The story of how Scotland brought in minimum pricing on alcohol
After a years-long battle, and numerous high-profile arguments, it now seems almost certain that Scotland will introduce a minimum unit price on alcohol.
The idea, which was first mooted over a decade ago, has faced a long and difficult road to fruition, with proponents praising it as a radical step in tackling Scotland’s ill-fated love affair with the demon drink, and those opposed considering it a nanny-state knee jerk, a fad, or a waste of money.
Powerful industry groups opposed the legislation, and so began a protracted legal battle that finally came to end this morning.
The UK Supreme Court has now unanimously ruled that legislation to ensure alcohol sales met a price of 50-per-unit is not contrary to EU law.
Here is a potted history of the controversial policy, from origins to its ultimate realisation.
The idea of such drastic action to tackle the Health and Social issues caused by over-consumption of alcohol was first mooted by the SNP in their 2007 manifesto.
Then-leader Alex Salmond wanted the move to be their flagship legislative health achievement, but was undone by parliamentary arithmetic.
As minority government, the SNP administration of 2007-11 had to rely on support from other parties to pass the bill, which was not forthcoming.
Indeed, it sparked some of the most vitriolic exchanges of that term, with Labour in particularly fiercely against the idea.
Jackie Baillie, who was criticised after receiving crates of beer from Peroni as a thank you for voting against the policy, called the move ‘a tax on the poor, paid directly into the pockets of supermarket shareholders.’
A vote to introduce minimum pricing in late 2010 failed to gain enough support, though a package of measures to reduce alcohol misuse did pass.
Less than a year after that vote, however, everything in Scottish politics had changed, seemingly for good.
Despite expectations of another knife-edge result, the SNP romped to victory in the 2011 Holyrood elections, winning a majority many thought was impossible.
Mr Salmond’s government soon sought to pass some of the legislation that parliamentary maths had put paid to in the previous term, minimum pricing among them.

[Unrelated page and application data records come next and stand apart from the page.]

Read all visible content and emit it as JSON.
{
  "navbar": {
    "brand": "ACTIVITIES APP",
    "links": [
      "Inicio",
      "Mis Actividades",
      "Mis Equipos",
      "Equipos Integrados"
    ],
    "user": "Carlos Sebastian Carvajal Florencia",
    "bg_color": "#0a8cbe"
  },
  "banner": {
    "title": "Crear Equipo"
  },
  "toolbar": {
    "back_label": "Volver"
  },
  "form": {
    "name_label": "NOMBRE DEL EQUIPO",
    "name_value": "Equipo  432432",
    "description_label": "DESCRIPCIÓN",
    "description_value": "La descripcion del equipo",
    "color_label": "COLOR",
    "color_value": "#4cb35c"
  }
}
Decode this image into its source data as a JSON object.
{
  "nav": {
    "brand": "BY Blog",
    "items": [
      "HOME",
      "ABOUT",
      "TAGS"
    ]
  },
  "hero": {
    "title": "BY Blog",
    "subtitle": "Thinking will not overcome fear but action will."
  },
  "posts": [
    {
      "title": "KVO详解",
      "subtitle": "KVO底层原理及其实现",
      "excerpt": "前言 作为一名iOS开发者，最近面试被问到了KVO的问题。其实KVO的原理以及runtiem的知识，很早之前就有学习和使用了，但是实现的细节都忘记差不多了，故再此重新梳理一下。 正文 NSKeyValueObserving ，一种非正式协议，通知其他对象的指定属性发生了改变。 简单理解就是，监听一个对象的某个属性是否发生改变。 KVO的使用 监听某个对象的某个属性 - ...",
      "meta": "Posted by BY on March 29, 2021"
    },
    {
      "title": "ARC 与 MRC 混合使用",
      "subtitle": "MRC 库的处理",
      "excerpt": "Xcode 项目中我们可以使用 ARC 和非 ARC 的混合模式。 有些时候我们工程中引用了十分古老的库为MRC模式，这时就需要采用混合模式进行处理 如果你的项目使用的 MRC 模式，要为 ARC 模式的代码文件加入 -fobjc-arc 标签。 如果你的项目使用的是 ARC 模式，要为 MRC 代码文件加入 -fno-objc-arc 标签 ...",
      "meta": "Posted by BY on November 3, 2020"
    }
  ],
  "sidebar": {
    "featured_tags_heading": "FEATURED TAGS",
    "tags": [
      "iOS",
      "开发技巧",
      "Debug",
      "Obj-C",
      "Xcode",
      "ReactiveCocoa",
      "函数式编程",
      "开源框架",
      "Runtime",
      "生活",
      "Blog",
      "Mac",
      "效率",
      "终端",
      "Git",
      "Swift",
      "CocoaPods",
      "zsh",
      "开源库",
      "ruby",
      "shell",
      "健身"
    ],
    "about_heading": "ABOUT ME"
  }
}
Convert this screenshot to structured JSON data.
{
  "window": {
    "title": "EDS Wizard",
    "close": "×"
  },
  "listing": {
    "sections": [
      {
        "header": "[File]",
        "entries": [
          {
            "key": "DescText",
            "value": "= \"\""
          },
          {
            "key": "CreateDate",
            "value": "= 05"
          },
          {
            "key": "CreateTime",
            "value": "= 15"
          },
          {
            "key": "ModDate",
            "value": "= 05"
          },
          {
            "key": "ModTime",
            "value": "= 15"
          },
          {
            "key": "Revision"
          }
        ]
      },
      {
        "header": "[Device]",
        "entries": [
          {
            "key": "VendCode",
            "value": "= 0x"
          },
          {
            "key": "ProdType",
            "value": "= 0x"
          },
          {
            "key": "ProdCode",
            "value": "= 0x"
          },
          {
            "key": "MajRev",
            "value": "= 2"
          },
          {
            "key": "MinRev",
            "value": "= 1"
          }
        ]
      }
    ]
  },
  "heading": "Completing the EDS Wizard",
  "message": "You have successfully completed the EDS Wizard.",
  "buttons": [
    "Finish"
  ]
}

Despite an intense lobbying effort – the boss of Alcohol Focus said drinks industry bodies ‘decamped to Scotland’ – the Alcohol Minimum Pricing Bill passed easily, with only Scottish Labour (bar the rebelling Malcolm Chisholm) staunch in their opposition.
The response to the legislation was broadly supportive, but it was clear the bill would have to go through several steps to pass legal muster.
Five of Europe’s biggest wine-producing countries, France, Spain Italy, Portugal and Bulgaria, opposed the plan, and in guidance to the SNP Government, the European Commission made it clear the policy could breach EU law.
The Scotch Whisky Association, the Trade Body representing whisky manufacturers and distributors, launched their own legal challenge.
After an initial setback in the Court of Session, the body representing much of the industry which is worth billions to Scotland’s economy, the SWA took their case higher, to the European Court of Justice.
That body made it clear they believe that the legislation could breach free trade rules, but also insisted it was a matter for UK and Scottish courts to decide.
The ruling saw seven Supreme Court judges making their judgement that the legislation didn’t breach European law.
With the SWA seeming to indicate that they have no plans to try and appeal the rulings any further, it seems that a projected legal battle could finally come to an end.
After more than ten years, countless arguments, and the judgement of several courts, Scotland will become the first part of the UK to introduce a minimum unit price for alcohol.
Whether it will work will take much longer to determine.
New alcohol prices with a 50p minimum unit price
Vodka - £13.13 for a 70cl bottle
Whisky - £14 per bottle
Lager - £1 for a standard 4% 400ml can
Wine - £4.69 per bottle
Cider - £2.50 for a 5% 1 litre bottle